Listed entries =>
<<<<

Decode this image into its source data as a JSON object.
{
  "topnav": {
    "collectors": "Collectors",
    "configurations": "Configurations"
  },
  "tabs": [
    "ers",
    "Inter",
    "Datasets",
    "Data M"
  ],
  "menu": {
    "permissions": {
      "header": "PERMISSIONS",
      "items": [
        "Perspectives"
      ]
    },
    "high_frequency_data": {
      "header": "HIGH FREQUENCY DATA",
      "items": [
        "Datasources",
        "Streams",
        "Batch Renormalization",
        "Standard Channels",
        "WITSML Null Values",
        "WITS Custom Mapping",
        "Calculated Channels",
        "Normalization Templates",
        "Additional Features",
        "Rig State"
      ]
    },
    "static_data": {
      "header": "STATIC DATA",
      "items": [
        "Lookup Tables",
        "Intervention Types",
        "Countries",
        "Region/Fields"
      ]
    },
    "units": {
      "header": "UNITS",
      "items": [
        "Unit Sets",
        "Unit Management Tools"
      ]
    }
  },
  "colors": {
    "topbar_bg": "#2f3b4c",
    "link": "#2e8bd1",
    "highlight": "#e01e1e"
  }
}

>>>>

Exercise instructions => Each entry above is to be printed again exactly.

The completed task =>
Decode this image into its source data as a JSON object.
{
  "topnav": {
    "collectors": "Collectors",
    "configurations": "Configurations"
  },
  "tabs": [
    "ers",
    "Inter",
    "Datasets",
    "Data M"
  ],
  "menu": {
    "permissions": {
      "header": "PERMISSIONS",
      "items": [
        "Perspectives"
      ]
    },
    "high_frequency_data": {
      "header": "HIGH FREQUENCY DATA",
      "items": [
        "Datasources",
        "Streams",
        "Batch Renormalization",
        "Standard Channels",
        "WITSML Null Values",
        "WITS Custom Mapping",
        "Calculated Channels",
        "Normalization Templates",
        "Additional Features",
        "Rig State"
      ]
    },
    "static_data": {
      "header": "STATIC DATA",
      "items": [
        "Lookup Tables",
        "Intervention Types",
        "Countries",
        "Region/Fields"
      ]
    },
    "units": {
      "header": "UNITS",
      "items": [
        "Unit Sets",
        "Unit Management Tools"
      ]
    }
  },
  "colors": {
    "topbar_bg": "#2f3b4c",
    "link": "#2e8bd1",
    "highlight": "#e01e1e"
  }
}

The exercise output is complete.